“Aye, m’lord, hard workers all of ‘em. I fancy they know a lot more about cider making than they knew before.” Old Johnny handed Jäna her reins and gave the boys a gap-toothed smile. “You should bring ‘em back for a sample, once it’s finished and aged. I’ll bet it will be the best they’ve ever had.”
He ducked his head respectfully and Meggie curtseyed as Baron Jerrill and his triplets turned their mounts to leave. As they headed back toward town and Tehryn Keep, Jäna turned to look back at the old man and his daughter. Old Johnny reached up with his gnarled arm and gave her a huge wave.
Jäna de Tehryn smiled and gave him a huge wave back.
The old baron caught a reproachful look from Lady Amah as he and his family sat in his private quarters for the evening meal. By the time Amah had gotten the children cleaned up after their return to Tehryn Keep, it had been too late to eat in the Great Hall. She had ordered a light meal of meat stew, fresh bread and cheese to be served in the solar.

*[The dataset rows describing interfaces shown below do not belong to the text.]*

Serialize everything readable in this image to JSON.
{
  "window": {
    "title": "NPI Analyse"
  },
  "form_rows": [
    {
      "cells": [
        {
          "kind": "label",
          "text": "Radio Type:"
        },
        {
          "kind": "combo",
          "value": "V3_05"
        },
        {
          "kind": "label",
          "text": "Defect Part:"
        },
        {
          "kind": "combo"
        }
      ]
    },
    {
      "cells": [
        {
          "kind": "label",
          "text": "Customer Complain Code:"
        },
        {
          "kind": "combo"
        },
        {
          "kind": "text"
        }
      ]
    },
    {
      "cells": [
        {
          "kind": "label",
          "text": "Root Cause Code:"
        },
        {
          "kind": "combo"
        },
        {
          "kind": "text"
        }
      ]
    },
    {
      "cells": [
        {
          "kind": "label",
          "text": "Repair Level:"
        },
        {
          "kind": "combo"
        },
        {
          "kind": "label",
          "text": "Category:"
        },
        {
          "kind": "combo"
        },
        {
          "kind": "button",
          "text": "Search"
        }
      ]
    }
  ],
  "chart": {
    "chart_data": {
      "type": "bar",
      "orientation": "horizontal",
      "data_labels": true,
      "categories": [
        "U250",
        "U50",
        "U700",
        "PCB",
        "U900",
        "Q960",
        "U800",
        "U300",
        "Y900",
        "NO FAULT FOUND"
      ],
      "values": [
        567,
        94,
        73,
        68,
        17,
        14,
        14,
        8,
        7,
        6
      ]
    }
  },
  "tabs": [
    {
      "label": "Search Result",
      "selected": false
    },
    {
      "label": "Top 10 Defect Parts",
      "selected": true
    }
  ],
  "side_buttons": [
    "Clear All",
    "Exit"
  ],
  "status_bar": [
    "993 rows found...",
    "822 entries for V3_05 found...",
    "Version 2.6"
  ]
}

Jerrill enjoyed a mug of excellent stout with his meal while Amah sipped a light ale. The usual exuberant chatter from the triplets was absent tonight, limited to polite responses as required. They had hardly touched their food. Justin was able to prevent a small disaster when he stopped Jared from falling face-first into his stew when Jared dozed off in his chair.
“Ah, dessert!” Jerrill announced as a servant brought forth a freshly baked apple pie. He picked up the piece set before him and took a large, enthusiastic bite. “Delicious!”
“Papa,” Jäna asked, followed by an audible gulp. “Might I be excused?”
“But child, it’s delicious – “ The old baron stopped as he noticed that his daughter’s face had turned an indelicate shade of pale green that did nothing to complement her emerald eyes. “Go on,” he finished hastily.
Jäna bolted from her chair towards the nearest garderobe.
“I’ll check on her,” Lady Amah said as she rose from her chair and followed at a more dignified pace.
“Papa, might we be excused as well?”
Sighing, Jerrill turned toward his sons and nodded. They didn’t look much better than their sister, but at least they looked to be a more normal colour. The boys stood, offered quick bows and hastily withdrew from the room.
“Hopefully this was a lesson well learned,” Jerrill thought. “Food is not to be carelessly wasted.” He eyed the abandoned slice of pie on the boy’s shared trencher, and since Amah wasn’t in the room to scold him, reached over and helped himself.
Jäna de Tehryn yawned and stretched to her full length on her bed. She was feeling much better. Lady Amah had tucked her in and advised that her brief illness was all due to too much sun and not enough to drink during the day. Jäna curled up under the light coverlet and closed her eyes to sleep.
But the moon had risen, a full moon, and it shown brightly through her open shutter. She opened her eyes and glared at it. If the shutter was closed just a little more, it would block the light. She was too tired to get up to close it, and she didn’t want to call for Amah.
She turned her head slightly and focused on the shutter. Slowly, with a faint creak, it began to move, finally blocking the bright moonlight.
With a contented little smile, Jäna drifted off to sleep.